China may be well known for churning out knock-off goods from designer clothing to electronics – but it doesn’t stop there.
The cloning of world landmarks and even entire villages is common in China – developments aimed at enticing tourists and the wealthy Chinese seeking an alternative lifestyle at home.
In the industrial city of Huizhou, Guangdong Province – about an hour’s drive from Hong Kong – a replica of an Austrian village has just opened to tourists.
“Hallstatt see” is the spitting image of Austria’s lakeside village of Hallstatt, a majestic UNESCO world heritage site and tourist hotspot, also popular year-round with Asian visitors.
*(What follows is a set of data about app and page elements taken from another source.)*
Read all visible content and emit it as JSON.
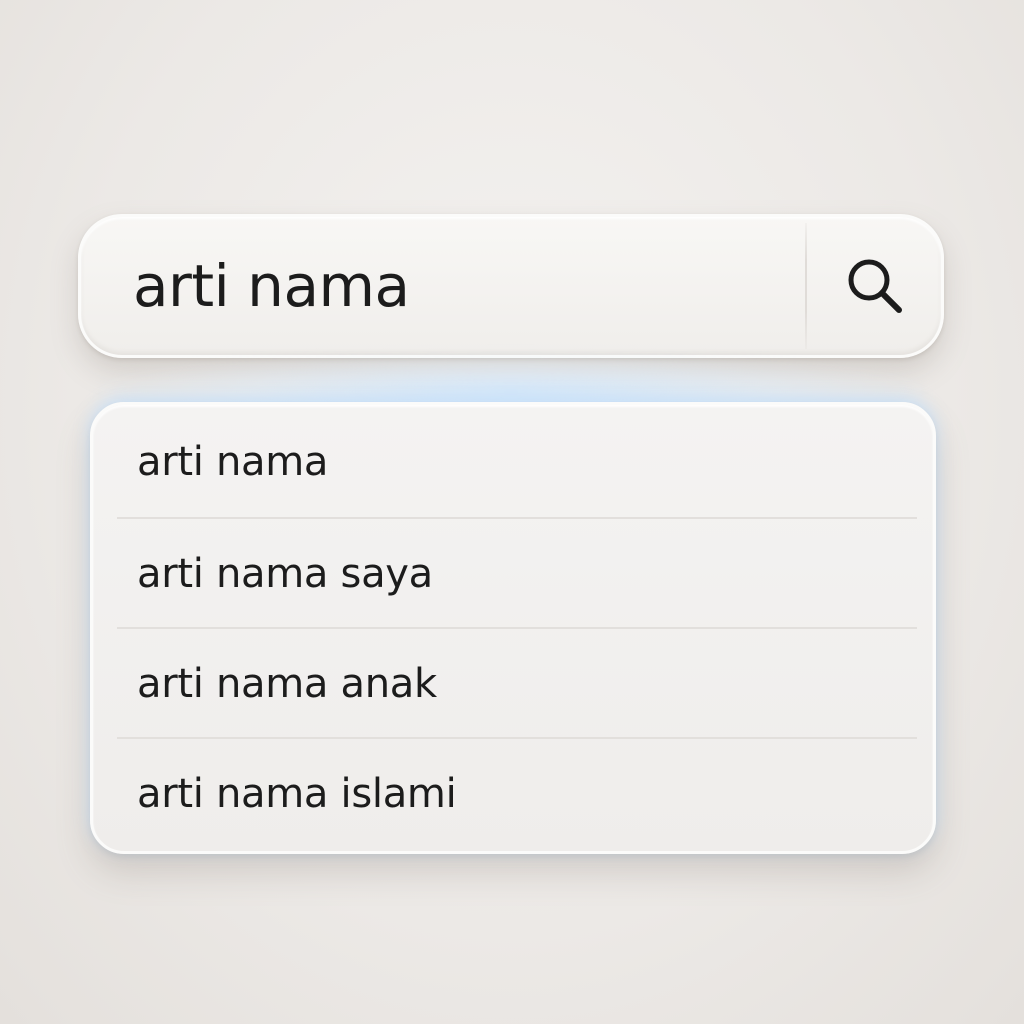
{
  "search": {
    "value": "arti nama",
    "button_icon": "search-icon"
  },
  "suggestions": [
    {
      "label": "arti nama"
    },
    {
      "label": "arti nama saya"
    },
    {
      "label": "arti nama anak"
    },
    {
      "label": "arti nama islami"
    }
  ],
  "colors": {
    "background": "#ece9e6",
    "surface": "#f3f1ef",
    "text": "#1c1c1c",
    "glow": "#c8e4ff",
    "divider": "#e2dfdc"
  }
}
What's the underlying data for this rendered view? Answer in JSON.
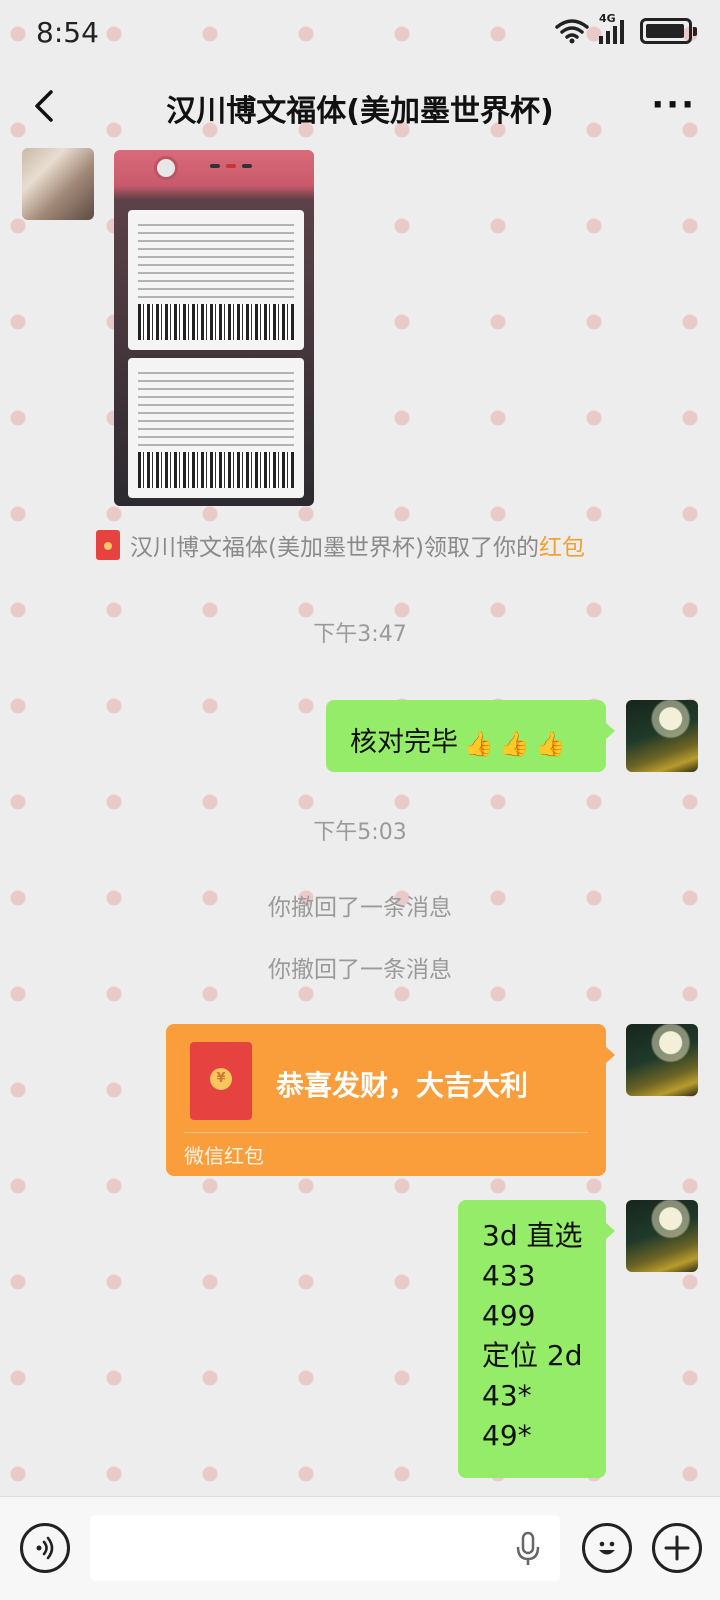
{
  "status_bar": {
    "time": "8:54",
    "network": "4G"
  },
  "header": {
    "title": "汉川博文福体(美加墨世界杯)",
    "more": "···"
  },
  "messages": {
    "notice_prefix": "汉川博文福体(美加墨世界杯)领取了你的",
    "notice_highlight": "红包",
    "time_1": "下午3:47",
    "bubble_1": "核对完毕",
    "bubble_1_emojis": [
      "👍",
      "👍",
      "👍"
    ],
    "time_2": "下午5:03",
    "recalled_1": "你撤回了一条消息",
    "recalled_2": "你撤回了一条消息",
    "red_packet": {
      "title": "恭喜发财，大吉大利",
      "label": "微信红包",
      "coin": "¥"
    },
    "bubble_2_lines": [
      "3d 直选",
      "433",
      "499",
      "定位 2d",
      "43*",
      "49*"
    ]
  },
  "colors": {
    "bubble": "#95ec69",
    "red_packet": "#fa9d3b",
    "background": "#ededed",
    "highlight": "#f0a030"
  },
  "icons": [
    "wifi-icon",
    "signal-icon",
    "battery-icon",
    "back-icon",
    "more-icon",
    "voice-icon",
    "mic-icon",
    "emoji-icon",
    "plus-icon",
    "red-packet-icon"
  ]
}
The site’s developers – the property arm of industrial giant China Minmetals – say they hope their version of the Alpine village will be just as popular with Chinese tourists and the wealthy who want to buy into the European lifestyle by snapping up property.
China’s Hallstatt is the result of years of undercover work by architects posing as tourists and photographing Austria’s historic village from all angles.
But whether the faux Hallstatt will be as popular as the original, or become a ghost town is yet to be seen.
Construction on the site is set to finish in 2017, according to local media.
China has also reproduced world landmarks on its doorstep.
Around 100 miles north of Shanghai in Huaxi – one of China’s wealthiest villages – seven landmarks from the Sydney Opera House to the Statue of Liberty have been cloned for hard-working residents, who don’t get holidays and work through weekends to sustain their lifestyles.
And Songjiang near Shanghai has become an unlikely setting for a quaint English-themed village known simply as ‘Thames Town’, complete with brick homes, lawns and even red phone booths.
But the town remains largely unoccupied and has instead become a popular setting for wedding photography.
Let us know what you think about China’s newest copycat village below.